She is referring to Mental Health First Aid, a new national program teaching people how to manage mental health crises. First Aid is a common training for many. Almost any office or public area, including retail shops, have a first aid kit. Rubbing hydrogen peroxide on a cut and applying a bandage does wonders to a surface level wound. What is the equivalent of a band aid to someone having a panic attack? Is there gauze for stopping the stream of suicidal ideation? Can a hot/cold pack reduce the inflammation that is the obsession of craving for drugs and alcohol? Learning how to approach mental health with a first aid mindset can help practitioners, family members, and loved ones feel more safe.
When we see someone experiencing a mental health episode, we might respond in self-centered fear. First, we aren’t aware of what to do. We are aware, however, of how afraid or uncomfortable we might feel. As family members of loved ones in recovery, we know this helpless feeling. Until we learned about addiction and alcoholism we saw our loved ones suffering in great physical, spiritual, and emotional pain. We didn’t have an answer. Now that our loved ones are in recovery, it does not mean they are immune to the proverbial bumps and bruises of mental illness.
Understand that recovery is not always graceful. What is always possible is the way we can approach it with grace, mercy, and compassion. Our loved ones are learning every day and doing the best they can to act accordingly. The same goes for us. Together, as a family unit, we can heal.
Even with the best of intentions for recovery, there are times when recovering addicts get trapped by the patterns of self-sabotage that show up. Yes, the person has a choice regarding the decisions that are made each day. But, it is important to understand that addiction is a disease, making it a challenge to stay on-track and avoid the self-sabotaging behavior.

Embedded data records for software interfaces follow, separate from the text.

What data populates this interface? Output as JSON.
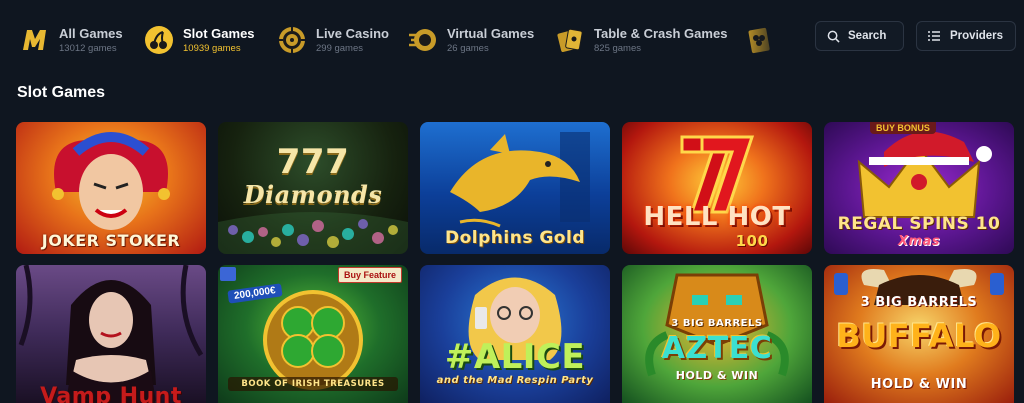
{
  "categories": [
    {
      "name": "All Games",
      "count": "13012 games",
      "icon": "casino-m-logo-icon"
    },
    {
      "name": "Slot Games",
      "count": "10939 games",
      "icon": "cherries-icon"
    },
    {
      "name": "Live Casino",
      "count": "299 games",
      "icon": "roulette-icon"
    },
    {
      "name": "Virtual Games",
      "count": "26 games",
      "icon": "virtual-racing-icon"
    },
    {
      "name": "Table & Crash Games",
      "count": "825 games",
      "icon": "cards-icon"
    },
    {
      "name": "",
      "count": "",
      "icon": "clover-card-icon"
    }
  ],
  "search_label": "Search",
  "providers_label": "Providers",
  "section_title": "Slot Games",
  "games": [
    {
      "title": "JOKER STOKER"
    },
    {
      "title": "777",
      "subtitle": "Diamonds"
    },
    {
      "title": "Dolphins Gold"
    },
    {
      "title": "HELL HOT",
      "subtitle": "100"
    },
    {
      "title": "REGAL SPINS 10",
      "subtitle": "Xmas",
      "badge": "BUY BONUS"
    },
    {
      "title": "Vamp Hunt"
    },
    {
      "title": "BOOK OF IRISH TREASURES",
      "badge": "Buy Feature",
      "amount": "200,000€"
    },
    {
      "title": "#ALICE",
      "subtitle": "and the Mad Respin Party"
    },
    {
      "title": "AZTEC",
      "subtitle": "HOLD & WIN",
      "badge": "3 BIG BARRELS"
    },
    {
      "title": "BUFFALO",
      "subtitle": "HOLD & WIN",
      "badge": "3 BIG BARRELS"
    }
  ],
  "colors": {
    "background": "#0f1620",
    "active_count": "#f2c230",
    "border": "#2b3442"
  }
}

There are a few common trends that might increase the risk of self-sabotage. Addressing these root causes could have a positive impact on long-term recovery:
Low Self Worth: When a person feels bad about himself, then this inner perception can drive outward behaviors. It is important to focus on tasks that help yourself overcome the self-defeating thoughts that lead back to using again. Self-care routines are essential to building the foundation that is needed for self-confidence.
Poor Relationships: Don’t be fooled into thinking that you can maintain the same relationships that you had when you were using. If your friends are caught in the world of addictive behavior, then it is harder for you to maintain sobriety. Self-sabotage can happen if you choose to spend time with people who don’t support your addiction recovery goals.
Emotional Management: Whether you are holding onto anger, frustration, or resentment, these emotions can push you back to a place where you want to escape reality with another high. Sometimes, these emotions are targeted at family members. But, some addicts struggle with these emotions that are targeted at themselves. Work with a therapist to find the right tools that will help you process the emotions so that you can maintain a positive mindset.
Minimizing the effects of self-sabotage can help you build the foundation that is needed to live a long, healthy life. If you have any thoughts or habits that are sabotaging your results, then you need to tap into the resources that are available from an experienced addiction recovery team.
At The Center for Life Change, we are working hard to provide the resources that are needed to help you overcome the common trends and habits that drive addiction. If you need support to change your life, then we invite you to contact us for more information about the services that are available: (951) 775-4000